Daily Meditations

The Thirty-Fifth Day of Christmas Advent: The Eternal Gift of Union

Sermon preached by Fr. Antony Hughes on Sunday, December 20, 2020

Here we are only a few days until Christmas. While we will be giving and receiving gifts, let’s take a moment to reflect on the greatest gift we have been given – the gift of union with God.

I love the reading of the Genealogy. It reminds me of the poignant scene in Matthew’s Gospel where Jesus laments over Jerusalem.

“Jerusalem, Jerusalem, you who kill the prophets and stone those sent to you, how often I longed to gather your children together as a hen gathers her chicks under her wings, and you were not willing.” (Mt. 23:37) Here in the Genealogy it is as if the Logos does exactly what he wished to do, gathering all of humanity under his wings, the good, the bad, the indifferent and in creating for himself a human body, enfolds humanity into himself. The verse ends on a negative note, “and you were not willing.” That does not stop him. Still the Lord embraces all humanity leaving not one sheep lost in the hills.

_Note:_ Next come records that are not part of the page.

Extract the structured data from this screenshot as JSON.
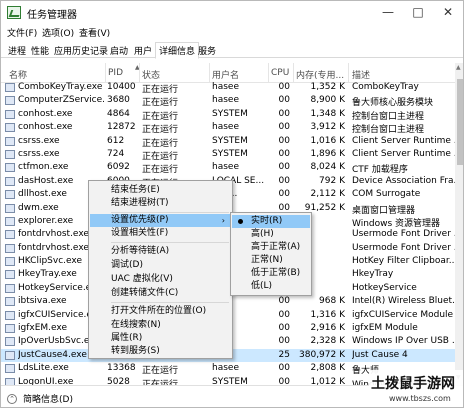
{
  "window": {
    "title": "任务管理器",
    "min": "—",
    "max": "□",
    "close": "✕"
  },
  "menu": [
    "文件(F)",
    "选项(O)",
    "查看(V)"
  ],
  "tabs": [
    "进程",
    "性能",
    "应用历史记录",
    "启动",
    "用户",
    "详细信息",
    "服务"
  ],
  "active_tab": "详细信息",
  "columns": {
    "name": "名称",
    "pid": "PID",
    "status": "状态",
    "user": "用户名",
    "cpu": "CPU",
    "mem": "内存(专用...",
    "desc": "描述"
  },
  "rows": [
    {
      "name": "ComboKeyTray.exe",
      "pid": "10400",
      "status": "正在运行",
      "user": "hasee",
      "cpu": "00",
      "mem": "1,352 K",
      "desc": "ComboKeyTray"
    },
    {
      "name": "ComputerZService...",
      "pid": "3680",
      "status": "正在运行",
      "user": "hasee",
      "cpu": "00",
      "mem": "8,900 K",
      "desc": "鲁大师核心服务模块"
    },
    {
      "name": "conhost.exe",
      "pid": "4864",
      "status": "正在运行",
      "user": "SYSTEM",
      "cpu": "00",
      "mem": "1,348 K",
      "desc": "控制台窗口主进程"
    },
    {
      "name": "conhost.exe",
      "pid": "12872",
      "status": "正在运行",
      "user": "hasee",
      "cpu": "00",
      "mem": "3,912 K",
      "desc": "控制台窗口主进程"
    },
    {
      "name": "csrss.exe",
      "pid": "612",
      "status": "正在运行",
      "user": "SYSTEM",
      "cpu": "00",
      "mem": "1,016 K",
      "desc": "Client Server Runtime ..."
    },
    {
      "name": "csrss.exe",
      "pid": "724",
      "status": "正在运行",
      "user": "SYSTEM",
      "cpu": "00",
      "mem": "1,896 K",
      "desc": "Client Server Runtime ..."
    },
    {
      "name": "ctfmon.exe",
      "pid": "6092",
      "status": "正在运行",
      "user": "hasee",
      "cpu": "00",
      "mem": "8,024 K",
      "desc": "CTF 加载程序"
    },
    {
      "name": "dasHost.exe",
      "pid": "6000",
      "status": "正在运行",
      "user": "LOCAL SE...",
      "cpu": "00",
      "mem": "792 K",
      "desc": "Device Association Fra..."
    },
    {
      "name": "dllhost.exe",
      "pid": "",
      "status": "",
      "user": "M-1...",
      "cpu": "00",
      "mem": "2,112 K",
      "desc": "COM Surrogate"
    },
    {
      "name": "dwm.exe",
      "pid": "",
      "status": "",
      "user": "",
      "cpu": "00",
      "mem": "91,252 K",
      "desc": "桌面窗口管理器"
    },
    {
      "name": "explorer.exe",
      "pid": "",
      "status": "",
      "user": "",
      "cpu": "",
      "mem": "",
      "desc": "Windows 资源管理器"
    },
    {
      "name": "fontdrvhost.exe",
      "pid": "",
      "status": "",
      "user": "",
      "cpu": "",
      "mem": "",
      "desc": "Usermode Font Driver ..."
    },
    {
      "name": "fontdrvhost.exe",
      "pid": "",
      "status": "",
      "user": "",
      "cpu": "",
      "mem": "",
      "desc": "Usermode Font Driver ..."
    },
    {
      "name": "HKClipSvc.exe",
      "pid": "",
      "status": "",
      "user": "",
      "cpu": "",
      "mem": "",
      "desc": "HotKey Filter Clipboar..."
    },
    {
      "name": "HkeyTray.exe",
      "pid": "",
      "status": "",
      "user": "",
      "cpu": "",
      "mem": "",
      "desc": "HkeyTray"
    },
    {
      "name": "HotkeyService.exe",
      "pid": "",
      "status": "",
      "user": "",
      "cpu": "",
      "mem": "",
      "desc": "HotkeyService"
    },
    {
      "name": "ibtsiva.exe",
      "pid": "",
      "status": "",
      "user": "",
      "cpu": "00",
      "mem": "968 K",
      "desc": "Intel(R) Wireless Bluet..."
    },
    {
      "name": "igfxCUIService.exe",
      "pid": "",
      "status": "",
      "user": "",
      "cpu": "00",
      "mem": "1,316 K",
      "desc": "igfxCUIService Module"
    },
    {
      "name": "igfxEM.exe",
      "pid": "",
      "status": "",
      "user": "",
      "cpu": "00",
      "mem": "2,916 K",
      "desc": "igfxEM Module"
    },
    {
      "name": "IpOverUsbSvc.exe",
      "pid": "",
      "status": "",
      "user": "",
      "cpu": "00",
      "mem": "2,328 K",
      "desc": "Windows IP Over USB ..."
    },
    {
      "name": "JustCause4.exe",
      "pid": "",
      "status": "",
      "user": "",
      "cpu": "25",
      "mem": "380,972 K",
      "desc": "Just Cause 4"
    },
    {
      "name": "LdsLite.exe",
      "pid": "13368",
      "status": "正在运行",
      "user": "hasee",
      "cpu": "00",
      "mem": "2,808 K",
      "desc": "鲁大师"
    },
    {
      "name": "LogonUI.exe",
      "pid": "5028",
      "status": "正在运行",
      "user": "SYSTEM",
      "cpu": "00",
      "mem": "1,012 K",
      "desc": "Windows 登录用户界面"
    }
  ],
  "context_menu": [
    "结束任务(E)",
    "结束进程树(T)",
    "设置优先级(P)",
    "设置相关性(F)",
    "分析等待链(A)",
    "调试(D)",
    "UAC 虚拟化(V)",
    "创建转储文件(C)",
    "打开文件所在的位置(O)",
    "在线搜索(N)",
    "属性(R)",
    "转到服务(S)"
  ],
  "submenu_arrow": "›",
  "priority_menu": [
    "实时(R)",
    "高(H)",
    "高于正常(A)",
    "正常(N)",
    "低于正常(B)",
    "低(L)"
  ],
  "priority_selected": "实时(R)",
  "status_bar": {
    "text": "简略信息(D)",
    "toggle": "⌃"
  },
  "watermark": {
    "main": "土拨鼠手游网",
    "sub": "www.tbszs.com"
  }
}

In the words of Alan Watts who wrote and excellent book called BEHOLD THE SPIRIT, which is very Orthodox and highly recommended, “In short, God has wedded himself to humanity, has united his divine essence with our inmost being ‘for better for worse, for richer for poorer, in sickness and in health’ for all eternity…” All of our moral and spiritual efforts are not to attain union already and freely given, but to express and appreciate it.

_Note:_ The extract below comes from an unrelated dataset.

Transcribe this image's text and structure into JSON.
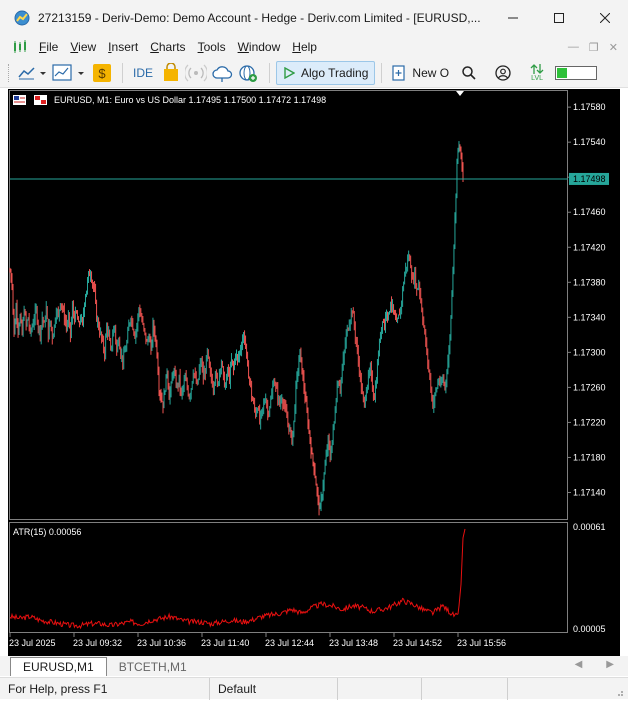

Remember the Prologue of St. John’s Gospel where the apostle writes, that the Logos (the Son of God) is the true light that, coming into the world, enlightens every man. He was in the world and the world was made by him and the world knew him not.” Again the verses end on a negative note, “and the world knew him not.” Still, he enlightens even those who do not know him or even care to as our Baptismal service proclaims as well, “He enlightens everyone that comes into the world.”

Humanity has been given a gift, freely and extravagantly. We do not have to reach up to the heavens to bring it down nor do we have to earn it. Actually, both are above our capacity. The sublime and infinite generosity of the God who is Love came to us to confer the gift of union freely by grace.

“While all things were in quiet silence and night was in the midst of her swift course, your Almighty Word leapt down from the royal throne.” (Antiphon on the Magnificat at Vespers within the Octave of the Nativity, Western Rite.) Because we could not attain union with him on our own, the infinite God descends to the finite and becomes man. Watts writes with a bit of humor, “Our flesh has become his flesh, and we cannot jump out of our own skins.”

The Word of God humbled himself. You could even say that Love humbled him. True love always serves the other. It asks nothing. It only gives. Love that does not lead to the Cross, where life is sacrificed for the good of the other, is not love. Therefore, because he is love, God could not sequester himself in the heavens far away from his creation. Love causes him to become part of it. In the Incarnation humanity has been united to God in Christ by love.

Indeed, our flesh has become his and his flesh has become ours. Our blood flows through his veins and his through ours. Creation, all of it, is inseparably united to Christ, spirit and matter, just as we are inseparably united to one another and to everything that he has made. The belief that it is possible to be separated from God is a lie, a fantasy, a dream concocted by our fallen minds. It is the ego’s fever dream because the ego demands to have some control over salvation or make some contribution towards it and the Incarnation removes the possibility and necessity of both. Grace has replaced ego. Christ “made himself nothing” and in him we too, have become nothing. Nothing and everything. Lifting us upon the Cross with him and into the heavens in the Ascension, Christ has shown us the power of extreme humility and the glory of God that lies in love and self-denial.

What the Lord Jesus touched during his earthly life is blessed forever. The same waters Christ blessed when he was baptized fell down upon us in the form of snow this week. The blessing of the Jordan continues forever just as the blessing Christ bestowed on life itself by living it. The entire creation rejoices in him. And so, the union between God and humanity forged in the Incarnation is forever. As deified human beings, joy is the most natural response.

What has the Father done for us through Jesus Christ? St. Paul tells us. in the epistle reading today that he has “qualified us to share in the inheritance of the saints in light.” He has delivered us from the dominion of darkness.” He has “transferred us to the kingdom of his beloved Son.” He has “redeemed us by forgiving our sins.”

All of these wonderful things are secondary for they are merely the fruit of the Incarnation in his union with us. Let me end with these words from St. John of Damascus.

“But we hold that to the whole of human nature the whole essence of the Godhead was united…He in his fullness took upon himself me in my fullness…”

My dear sisters and brothers, this is the meaning of Christmas, which is the fountain of joy and of deification. All that is left is for us to say, Amen and to give thanks.

~St. Mary Orthodox Church, Central Square, Cambridge, MA, https://www.stmaryorthodoxchurch.org/orthodoxy/sermons/2020/eternal-gift-of-union.


See the source image